_INSTRUCTIONS FOR THE TASK_
Omit each picture as you copy the entries exactly.

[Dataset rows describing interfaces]
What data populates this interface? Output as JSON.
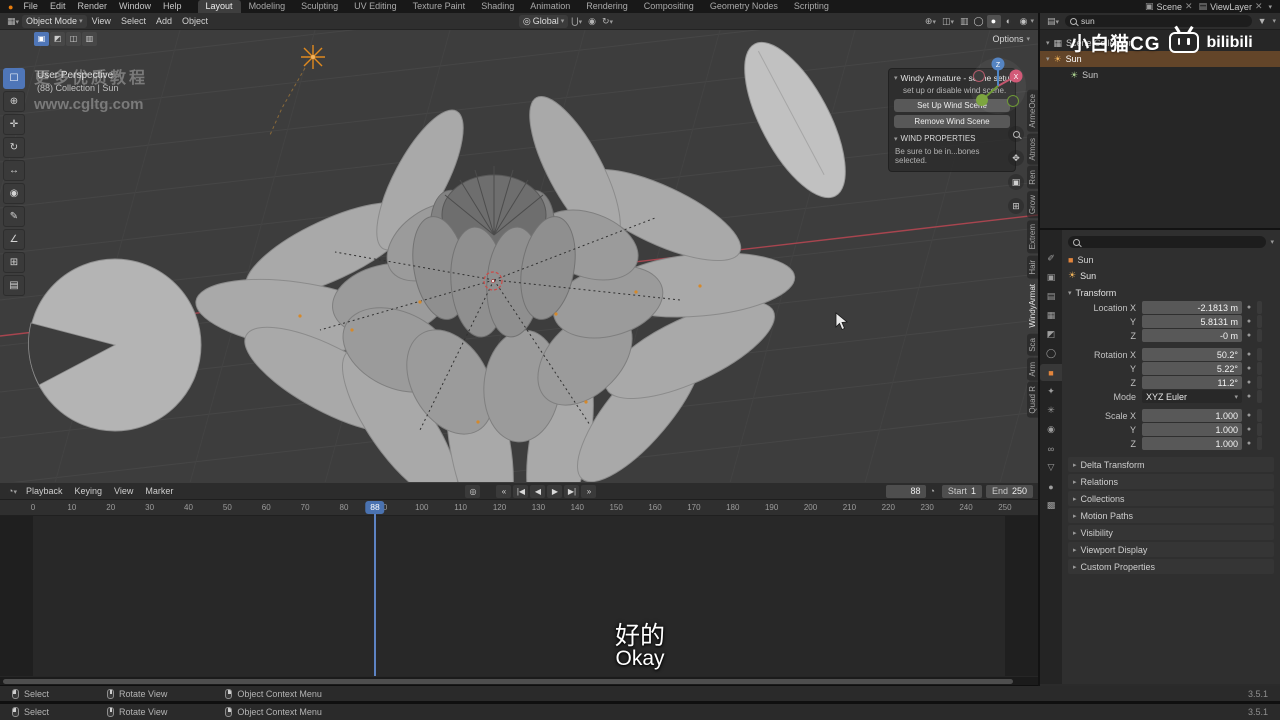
{
  "topbar": {
    "menus": [
      "File",
      "Edit",
      "Render",
      "Window",
      "Help"
    ],
    "tabs": [
      "Layout",
      "Modeling",
      "Sculpting",
      "UV Editing",
      "Texture Paint",
      "Shading",
      "Animation",
      "Rendering",
      "Compositing",
      "Geometry Nodes",
      "Scripting"
    ],
    "scene_label": "Scene",
    "viewlayer_label": "ViewLayer"
  },
  "viewport": {
    "mode": "Object Mode",
    "menus": [
      "View",
      "Select",
      "Add",
      "Object"
    ],
    "orientation": "Global",
    "options_label": "Options",
    "view_label": "User Perspective",
    "collection_label": "(88) Collection | Sun",
    "watermark_line1": "更多优质教程",
    "watermark_line2": "www.cgltg.com",
    "n_panel": {
      "title": "Windy Armature - scene setup",
      "subtitle": "set up or disable wind scene.",
      "button_setup": "Set Up Wind Scene",
      "button_remove": "Remove Wind Scene",
      "section": "WIND PROPERTIES",
      "note": "Be sure to be in...bones selected."
    },
    "side_tabs": [
      "ArmeOce",
      "Atmos",
      "Ren",
      "Grow",
      "Extrem",
      "Hair",
      "WindyArmat",
      "Sca",
      "Arm",
      "Quad R"
    ],
    "axis_x": "X",
    "axis_z": "Z"
  },
  "timeline": {
    "menus": [
      "Playback",
      "Keying",
      "View",
      "Marker"
    ],
    "current_frame": "88",
    "start_label": "Start",
    "start_value": "1",
    "end_label": "End",
    "end_value": "250",
    "ruler": [
      "0",
      "10",
      "20",
      "30",
      "40",
      "50",
      "60",
      "70",
      "80",
      "90",
      "100",
      "110",
      "120",
      "130",
      "140",
      "150",
      "160",
      "170",
      "180",
      "190",
      "200",
      "210",
      "220",
      "230",
      "240",
      "250"
    ]
  },
  "outliner": {
    "search": "sun",
    "root": "Scene Collection",
    "item_sun": "Sun",
    "item_sun_child": "Sun"
  },
  "bili": {
    "name": "小白猫CG",
    "logo_text": "bilibili"
  },
  "properties": {
    "breadcrumb": "Sun",
    "object_name": "Sun",
    "transform_title": "Transform",
    "loc_x_label": "Location X",
    "loc_x": "-2.1813 m",
    "loc_y_label": "Y",
    "loc_y": "5.8131 m",
    "loc_z_label": "Z",
    "loc_z": "-0 m",
    "rot_x_label": "Rotation X",
    "rot_x": "50.2°",
    "rot_y_label": "Y",
    "rot_y": "5.22°",
    "rot_z_label": "Z",
    "rot_z": "11.2°",
    "mode_label": "Mode",
    "mode_value": "XYZ Euler",
    "scale_x_label": "Scale X",
    "scale_x": "1.000",
    "scale_y_label": "Y",
    "scale_y": "1.000",
    "scale_z_label": "Z",
    "scale_z": "1.000",
    "sections": [
      "Delta Transform",
      "Relations",
      "Collections",
      "Motion Paths",
      "Visibility",
      "Viewport Display",
      "Custom Properties"
    ]
  },
  "statusbar": {
    "select": "Select",
    "rotate": "Rotate View",
    "context": "Object Context Menu",
    "version": "3.5.1"
  },
  "subtitles": {
    "cn": "好的",
    "en": "Okay"
  }
}
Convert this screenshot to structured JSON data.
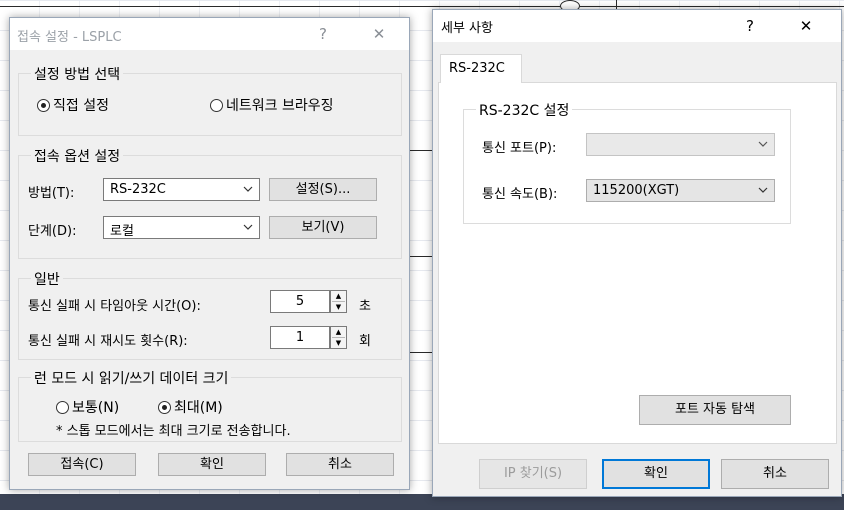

_FINAL ANSWER_
What data populates this interface? Output as JSON.
{
  "topbar": {
    "menus": [
      "File",
      "Edit",
      "Render",
      "Window",
      "Help"
    ],
    "tabs": [
      "Layout",
      "Modeling",
      "Sculpting",
      "UV Editing",
      "Texture Paint",
      "Shading",
      "Animation",
      "Rendering",
      "Compositing",
      "Geometry Nodes",
      "Scripting"
    ],
    "scene_label": "Scene",
    "viewlayer_label": "ViewLayer"
  },
  "viewport": {
    "mode": "Object Mode",
    "menus": [
      "View",
      "Select",
      "Add",
      "Object"
    ],
    "orientation": "Global",
    "options_label": "Options",
    "view_label": "User Perspective",
    "collection_label": "(88) Collection | Sun",
    "watermark_line1": "更多优质教程",
    "watermark_line2": "www.cgltg.com",
    "n_panel": {
      "title": "Windy Armature - scene setup",
      "subtitle": "set up or disable wind scene.",
      "button_setup": "Set Up Wind Scene",
      "button_remove": "Remove Wind Scene",
      "section": "WIND PROPERTIES",
      "note": "Be sure to be in...bones selected."
    },
    "side_tabs": [
      "ArmeOce",
      "Atmos",
      "Ren",
      "Grow",
      "Extrem",
      "Hair",
      "WindyArmat",
      "Sca",
      "Arm",
      "Quad R"
    ],
    "axis_x": "X",
    "axis_z": "Z"
  },
  "timeline": {
    "menus": [
      "Playback",
      "Keying",
      "View",
      "Marker"
    ],
    "current_frame": "88",
    "start_label": "Start",
    "start_value": "1",
    "end_label": "End",
    "end_value": "250",
    "ruler": [
      "0",
      "10",
      "20",
      "30",
      "40",
      "50",
      "60",
      "70",
      "80",
      "90",
      "100",
      "110",
      "120",
      "130",
      "140",
      "150",
      "160",
      "170",
      "180",
      "190",
      "200",
      "210",
      "220",
      "230",
      "240",
      "250"
    ]
  },
  "outliner": {
    "search": "sun",
    "root": "Scene Collection",
    "item_sun": "Sun",
    "item_sun_child": "Sun"
  },
  "bili": {
    "name": "小白猫CG",
    "logo_text": "bilibili"
  },
  "properties": {
    "breadcrumb": "Sun",
    "object_name": "Sun",
    "transform_title": "Transform",
    "loc_x_label": "Location X",
    "loc_x": "-2.1813 m",
    "loc_y_label": "Y",
    "loc_y": "5.8131 m",
    "loc_z_label": "Z",
    "loc_z": "-0 m",
    "rot_x_label": "Rotation X",
    "rot_x": "50.2°",
    "rot_y_label": "Y",
    "rot_y": "5.22°",
    "rot_z_label": "Z",
    "rot_z": "11.2°",
    "mode_label": "Mode",
    "mode_value": "XYZ Euler",
    "scale_x_label": "Scale X",
    "scale_x": "1.000",
    "scale_y_label": "Y",
    "scale_y": "1.000",
    "scale_z_label": "Z",
    "scale_z": "1.000",
    "sections": [
      "Delta Transform",
      "Relations",
      "Collections",
      "Motion Paths",
      "Visibility",
      "Viewport Display",
      "Custom Properties"
    ]
  },
  "statusbar": {
    "select": "Select",
    "rotate": "Rotate View",
    "context": "Object Context Menu",
    "version": "3.5.1"
  },
  "subtitles": {
    "cn": "好的",
    "en": "Okay"
  }
}
Convert this screenshot to structured JSON data.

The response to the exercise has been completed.